Leadership in cyber security
The vulnerabilities created between OT and IT were described by panellists as partially being a workplace cultural issue. Dr Sitnikova said that everyone in an organisation should be aware of targeted attacks, not only staff who have technical skills to identify them.
“With these targeted ransomware attacks and attacks through spear phishing, it’s actually everybody’s business now. So we need to expand that culture to the slogan we use, “Cybersecurity is everybody’s business in ever organisation’.”
Mr Zeichner said, “The cultural problem is that they’re often separate entities with completely different risk management profiles.” “You can only break that down, in a way, at the risk management level to start saying, ‘Okay.

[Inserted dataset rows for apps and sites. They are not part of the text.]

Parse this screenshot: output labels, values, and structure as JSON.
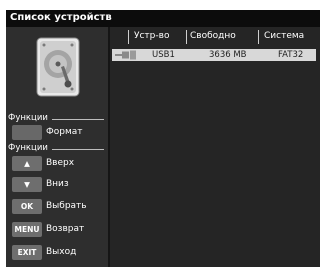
{
  "window": {
    "title": "Список устройств"
  },
  "device_icon": "hard-drive-icon",
  "functions_label": "Функции",
  "format_button": {
    "label": "Формат"
  },
  "navigation_label": "Функции",
  "nav_items": [
    {
      "key_icon": "triangle-up-icon",
      "key": "▲",
      "label": "Вверх"
    },
    {
      "key_icon": "triangle-down-icon",
      "key": "▼",
      "label": "Вниз"
    },
    {
      "key": "OK",
      "label": "Выбрать"
    },
    {
      "key": "MENU",
      "label": "Возврат"
    },
    {
      "key": "EXIT",
      "label": "Выход"
    }
  ],
  "table": {
    "columns": [
      "Устр-во",
      "Свободно",
      "Система"
    ],
    "rows": [
      {
        "icon": "usb-icon",
        "device": "USB1",
        "free": "3636 MB",
        "system": "FAT32"
      }
    ]
  },
  "colors": {
    "panel": "#2e2e2e",
    "titlebar": "#0c0c0c",
    "list": "#252525",
    "selected_row": "#d8d8d8",
    "key": "#6e6e6e"
  }
}
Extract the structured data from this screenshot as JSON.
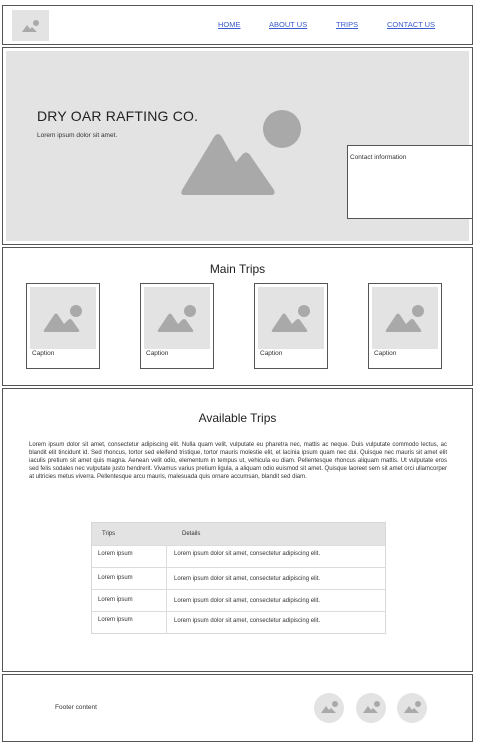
{
  "nav": {
    "items": [
      "HOME",
      "ABOUT US",
      "TRIPS",
      "CONTACT US"
    ]
  },
  "hero": {
    "title": "DRY OAR RAFTING CO.",
    "subtitle": "Lorem ipsum dolor sit amet.",
    "contact_label": "Contact information"
  },
  "main_trips": {
    "title": "Main Trips",
    "captions": [
      "Caption",
      "Caption",
      "Caption",
      "Caption"
    ]
  },
  "available": {
    "title": "Available Trips",
    "paragraph": "Lorem ipsum dolor sit amet, consectetur adipiscing elit. Nulla quam velit, vulputate eu pharetra nec, mattis ac neque. Duis vulputate commodo lectus, ac blandit elit tincidunt id. Sed rhoncus, tortor sed eleifend tristique, tortor mauris molestie elit, et lacinia ipsum quam nec dui. Quisque nec mauris sit amet elit iaculis pretium sit amet quis magna. Aenean velit odio, elementum in tempus ut, vehicula eu diam. Pellentesque rhoncus aliquam mattis. Ut vulputate eros sed felis sodales nec vulputate justo hendrerit. Vivamus varius pretium ligula, a aliquam odio euismod sit amet. Quisque laoreet sem sit amet orci ullamcorper at ultricies metus viverra. Pellentesque arcu mauris, malesuada quis ornare accumsan, blandit sed diam.",
    "table": {
      "headers": [
        "Trips",
        "Details"
      ],
      "rows": [
        [
          "Lorem ipsum",
          "Lorem ipsum dolor sit amet, consectetur adipiscing elit."
        ],
        [
          "Lorem ipsum",
          "Lorem ipsum dolor sit amet, consectetur adipiscing elit."
        ],
        [
          "Lorem ipsum",
          "Lorem ipsum dolor sit amet, consectetur adipiscing elit."
        ],
        [
          "Lorem ipsum",
          "Lorem ipsum dolor sit amet, consectetur adipiscing elit."
        ]
      ]
    }
  },
  "footer": {
    "text": "Footer content",
    "icons": [
      "image-placeholder-icon",
      "image-placeholder-icon",
      "image-placeholder-icon"
    ]
  },
  "colors": {
    "placeholder_bg": "#e3e3e3",
    "placeholder_icon": "#a9a9a9",
    "link": "#3a5bd0",
    "border": "#555555"
  }
}
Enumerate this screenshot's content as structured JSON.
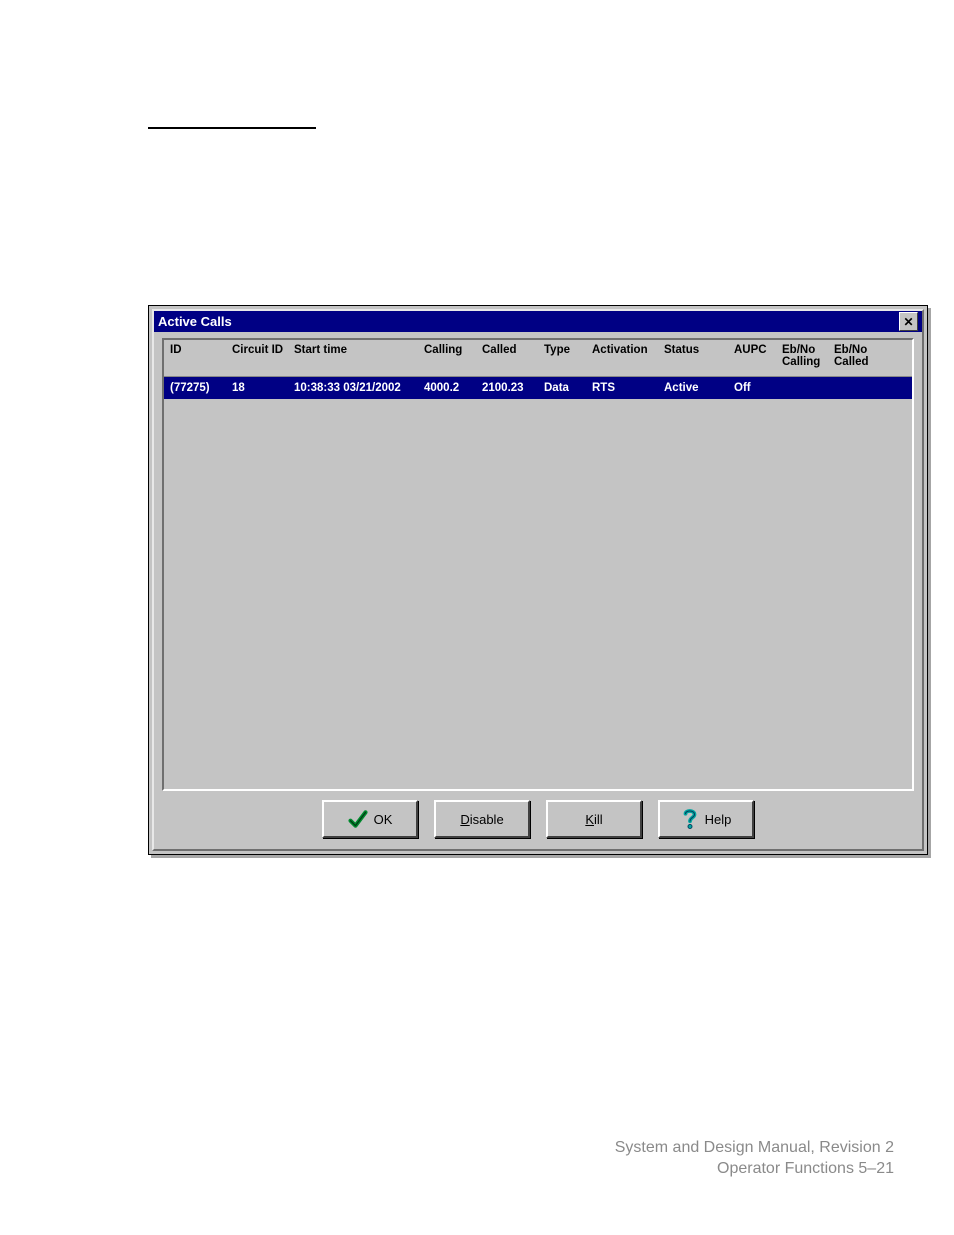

How do we actually manage these risks that are coming over here that clearly affect multiple areas?’” Mr Di Pietro said, “I think good leadership in this space tries to tie the theme of cyber security to core principles and the culture of the organisation.
“It’s difficult to go and talk to an engineer about cyber security. You have to use other words that will resonate with them. “I’ve seen really effective leadership, not necessarily talk directly about cyber, but talk to what is core to the organisation.
Then all of a sudden, you’re getting much better buy-in and cooperation. Then you can continue on that journey of embedding the right culture”.
Missed the Critical Infrastructure: Digitisation Series Event?
You can still watch the panel session, or any of the other presentations on demand. Register for free at www.critical-infrastructure.com.au/watch-digitisation-on-demand/.